I saw this image over at Salon, in a short piece by Andrew Leonard (who was sent the picture by a friend), and it got me thinking.
My first response isn’t too different from Leonard’s: I like it. I like that the poster is calling out the hate so many have for Others for what it really is: fear. Fear of difference, or change, or whatever.
I feel the urge, sometimes, to tap into fear as a motivator in my classroom, especially in my public speaking class, where the majority of students are in their first or second year and still struggling with the deep fear of being judged as anything less than perfectly cool and capable. They “hate” giving speeches. They “hate” having to order and edit their thoughts. They “hate” having to use the library, make strong claims, and build arguments. Granted, they might actually hate it a little because it can be some really hard work, but really, they’re just afraid they’re going to suck at it and/or look stupid trying.
And so I’m tempted, occasionally, to shame them, even playfully, for their unspoken fears, in order to get them to act. (I feel like I resist the urge 99 times out of 100.) And that’s what this image is doing. Shaming: “You’re Americans first! Act like it!” Fear is wrong. Fear is weak.
Moreover, I wonder if using the rhetoric of fear will derail the message for those most likely to 1) have fear of Otherness, and 2) deny or misrecognize that it is, indeed, fear. Many of my students, particularly the young men, would rather take a punch than admit to fear of some class. Likewise, I feel like this poster might be dismissed out of hand: “This isn’t about fear! This is about [insert inane catchphrase about some discriminated-against group]!
Which brings me to my second response: I don’t like it at all. I want people to stop fearing/hating difference, sure, but I still can’t get behind something that reads, to me, as a sort of nationalistic machismo.
Uncle Sam: “Hey, American, don’t be such a pussy!”
American: “I ain’t no pussy!

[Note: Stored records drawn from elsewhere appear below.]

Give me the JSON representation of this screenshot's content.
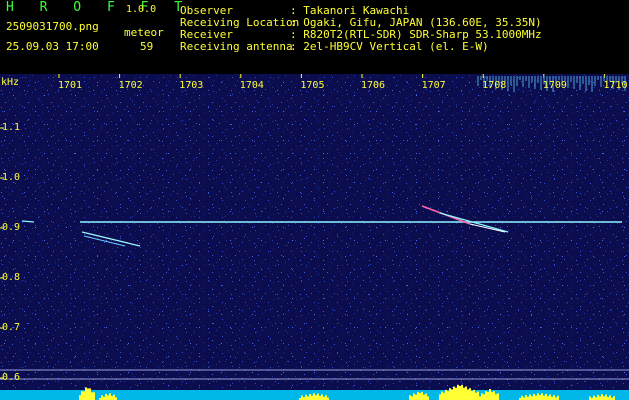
{
  "header": {
    "app_title": "H R O F F T",
    "version": "1.0.0",
    "filename": "2509031700.png",
    "meteor_label": "meteor",
    "datetime": "25.09.03 17:00",
    "meteor_count": "59"
  },
  "info": [
    {
      "key": "Observer",
      "value": ": Takanori Kawachi"
    },
    {
      "key": "Receiving Location",
      "value": ": Ogaki, Gifu, JAPAN (136.60E, 35.35N)"
    },
    {
      "key": "Receiver",
      "value": ": R820T2(RTL-SDR) SDR-Sharp 53.1000MHz"
    },
    {
      "key": "Receiving antenna",
      "value": ": 2el-HB9CV Vertical (el. E-W)"
    }
  ],
  "spectrogram": {
    "y_unit": "kHz",
    "y_ticks": [
      "1.1",
      "1.0",
      "0.9",
      "0.8",
      "0.7",
      "0.6"
    ],
    "x_ticks": [
      "1701",
      "1702",
      "1703",
      "1704",
      "1705",
      "1706",
      "1707",
      "1708",
      "1709",
      "1710"
    ],
    "colors": {
      "background": "#0b0d4e",
      "noise": "#2b4fd8",
      "signal": "#6ef0ff",
      "label": "#ffff33",
      "header": "#3cff3c"
    }
  }
}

But maybe I’m wrong. Maybe this is just an appeal to the best ideas of The American Experiment: acceptance, engagement, bravery. And maybe it will work to open some eyes or change the terms of the debate. I don’t know. What do y’all think?